◆ Required action ◆
Set the data down again so that every line matches exactly.

◆ Input records ◆

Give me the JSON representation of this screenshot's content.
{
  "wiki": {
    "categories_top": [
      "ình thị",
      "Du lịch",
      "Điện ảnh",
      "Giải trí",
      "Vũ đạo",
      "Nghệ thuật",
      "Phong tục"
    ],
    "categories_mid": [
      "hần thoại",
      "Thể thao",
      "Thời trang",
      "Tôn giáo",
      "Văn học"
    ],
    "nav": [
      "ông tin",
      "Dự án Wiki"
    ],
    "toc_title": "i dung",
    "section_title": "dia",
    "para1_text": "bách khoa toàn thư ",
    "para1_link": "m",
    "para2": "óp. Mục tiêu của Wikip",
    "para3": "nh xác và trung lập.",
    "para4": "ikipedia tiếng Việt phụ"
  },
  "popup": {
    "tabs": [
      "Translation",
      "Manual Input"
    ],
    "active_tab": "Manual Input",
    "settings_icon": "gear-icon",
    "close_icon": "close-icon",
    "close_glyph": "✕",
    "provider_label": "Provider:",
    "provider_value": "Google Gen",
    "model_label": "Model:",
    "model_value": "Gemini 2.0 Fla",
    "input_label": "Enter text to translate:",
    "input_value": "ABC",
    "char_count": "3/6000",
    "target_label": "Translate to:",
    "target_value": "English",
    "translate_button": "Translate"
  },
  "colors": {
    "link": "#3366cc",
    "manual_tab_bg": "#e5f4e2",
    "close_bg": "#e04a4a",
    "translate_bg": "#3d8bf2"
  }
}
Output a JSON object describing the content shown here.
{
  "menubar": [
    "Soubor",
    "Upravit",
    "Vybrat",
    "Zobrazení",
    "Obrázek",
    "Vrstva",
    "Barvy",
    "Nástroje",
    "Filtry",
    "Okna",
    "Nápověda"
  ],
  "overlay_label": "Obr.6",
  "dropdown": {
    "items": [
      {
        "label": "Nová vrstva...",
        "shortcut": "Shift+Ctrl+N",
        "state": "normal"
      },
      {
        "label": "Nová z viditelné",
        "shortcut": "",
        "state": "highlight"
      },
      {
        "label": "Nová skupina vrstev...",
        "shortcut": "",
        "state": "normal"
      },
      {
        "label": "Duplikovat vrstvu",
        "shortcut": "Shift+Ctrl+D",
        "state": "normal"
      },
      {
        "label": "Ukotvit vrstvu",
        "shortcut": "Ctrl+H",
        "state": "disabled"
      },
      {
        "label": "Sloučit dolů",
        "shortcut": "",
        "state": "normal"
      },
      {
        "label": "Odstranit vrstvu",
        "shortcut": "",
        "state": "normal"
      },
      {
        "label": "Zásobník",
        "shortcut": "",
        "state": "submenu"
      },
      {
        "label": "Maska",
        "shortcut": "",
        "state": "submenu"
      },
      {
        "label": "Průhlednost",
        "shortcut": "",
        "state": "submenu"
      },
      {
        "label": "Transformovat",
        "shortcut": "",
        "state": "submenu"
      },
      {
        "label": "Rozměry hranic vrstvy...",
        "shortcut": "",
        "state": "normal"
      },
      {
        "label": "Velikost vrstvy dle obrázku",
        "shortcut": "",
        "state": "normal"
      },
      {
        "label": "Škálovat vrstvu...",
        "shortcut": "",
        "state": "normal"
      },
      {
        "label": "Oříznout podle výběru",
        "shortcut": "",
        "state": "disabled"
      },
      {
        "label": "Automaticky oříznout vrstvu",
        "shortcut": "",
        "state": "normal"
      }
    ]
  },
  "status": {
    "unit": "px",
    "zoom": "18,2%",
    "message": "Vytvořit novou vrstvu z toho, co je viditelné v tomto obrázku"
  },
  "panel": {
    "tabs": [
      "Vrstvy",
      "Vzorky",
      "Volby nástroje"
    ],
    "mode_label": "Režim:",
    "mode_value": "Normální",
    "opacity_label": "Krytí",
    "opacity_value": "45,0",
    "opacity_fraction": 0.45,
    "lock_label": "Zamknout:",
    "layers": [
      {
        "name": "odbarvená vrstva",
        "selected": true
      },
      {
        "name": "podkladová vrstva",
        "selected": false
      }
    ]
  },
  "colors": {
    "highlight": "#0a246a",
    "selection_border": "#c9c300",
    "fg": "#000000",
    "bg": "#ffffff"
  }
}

◆ Task result ◆
Give me the JSON representation of this screenshot's content.
{
  "wiki": {
    "categories_top": [
      "ình thị",
      "Du lịch",
      "Điện ảnh",
      "Giải trí",
      "Vũ đạo",
      "Nghệ thuật",
      "Phong tục"
    ],
    "categories_mid": [
      "hần thoại",
      "Thể thao",
      "Thời trang",
      "Tôn giáo",
      "Văn học"
    ],
    "nav": [
      "ông tin",
      "Dự án Wiki"
    ],
    "toc_title": "i dung",
    "section_title": "dia",
    "para1_text": "bách khoa toàn thư ",
    "para1_link": "m",
    "para2": "óp. Mục tiêu của Wikip",
    "para3": "nh xác và trung lập.",
    "para4": "ikipedia tiếng Việt phụ"
  },
  "popup": {
    "tabs": [
      "Translation",
      "Manual Input"
    ],
    "active_tab": "Manual Input",
    "settings_icon": "gear-icon",
    "close_icon": "close-icon",
    "close_glyph": "✕",
    "provider_label": "Provider:",
    "provider_value": "Google Gen",
    "model_label": "Model:",
    "model_value": "Gemini 2.0 Fla",
    "input_label": "Enter text to translate:",
    "input_value": "ABC",
    "char_count": "3/6000",
    "target_label": "Translate to:",
    "target_value": "English",
    "translate_button": "Translate"
  },
  "colors": {
    "link": "#3366cc",
    "manual_tab_bg": "#e5f4e2",
    "close_bg": "#e04a4a",
    "translate_bg": "#3d8bf2"
  }
}
Output a JSON object describing the content shown here.
{
  "menubar": [
    "Soubor",
    "Upravit",
    "Vybrat",
    "Zobrazení",
    "Obrázek",
    "Vrstva",
    "Barvy",
    "Nástroje",
    "Filtry",
    "Okna",
    "Nápověda"
  ],
  "overlay_label": "Obr.6",
  "dropdown": {
    "items": [
      {
        "label": "Nová vrstva...",
        "shortcut": "Shift+Ctrl+N",
        "state": "normal"
      },
      {
        "label": "Nová z viditelné",
        "shortcut": "",
        "state": "highlight"
      },
      {
        "label": "Nová skupina vrstev...",
        "shortcut": "",
        "state": "normal"
      },
      {
        "label": "Duplikovat vrstvu",
        "shortcut": "Shift+Ctrl+D",
        "state": "normal"
      },
      {
        "label": "Ukotvit vrstvu",
        "shortcut": "Ctrl+H",
        "state": "disabled"
      },
      {
        "label": "Sloučit dolů",
        "shortcut": "",
        "state": "normal"
      },
      {
        "label": "Odstranit vrstvu",
        "shortcut": "",
        "state": "normal"
      },
      {
        "label": "Zásobník",
        "shortcut": "",
        "state": "submenu"
      },
      {
        "label": "Maska",
        "shortcut": "",
        "state": "submenu"
      },
      {
        "label": "Průhlednost",
        "shortcut": "",
        "state": "submenu"
      },
      {
        "label": "Transformovat",
        "shortcut": "",
        "state": "submenu"
      },
      {
        "label": "Rozměry hranic vrstvy...",
        "shortcut": "",
        "state": "normal"
      },
      {
        "label": "Velikost vrstvy dle obrázku",
        "shortcut": "",
        "state": "normal"
      },
      {
        "label": "Škálovat vrstvu...",
        "shortcut": "",
        "state": "normal"
      },
      {
        "label": "Oříznout podle výběru",
        "shortcut": "",
        "state": "disabled"
      },
      {
        "label": "Automaticky oříznout vrstvu",
        "shortcut": "",
        "state": "normal"
      }
    ]
  },
  "status": {
    "unit": "px",
    "zoom": "18,2%",
    "message": "Vytvořit novou vrstvu z toho, co je viditelné v tomto obrázku"
  },
  "panel": {
    "tabs": [
      "Vrstvy",
      "Vzorky",
      "Volby nástroje"
    ],
    "mode_label": "Režim:",
    "mode_value": "Normální",
    "opacity_label": "Krytí",
    "opacity_value": "45,0",
    "opacity_fraction": 0.45,
    "lock_label": "Zamknout:",
    "layers": [
      {
        "name": "odbarvená vrstva",
        "selected": true
      },
      {
        "name": "podkladová vrstva",
        "selected": false
      }
    ]
  },
  "colors": {
    "highlight": "#0a246a",
    "selection_border": "#c9c300",
    "fg": "#000000",
    "bg": "#ffffff"
  }
}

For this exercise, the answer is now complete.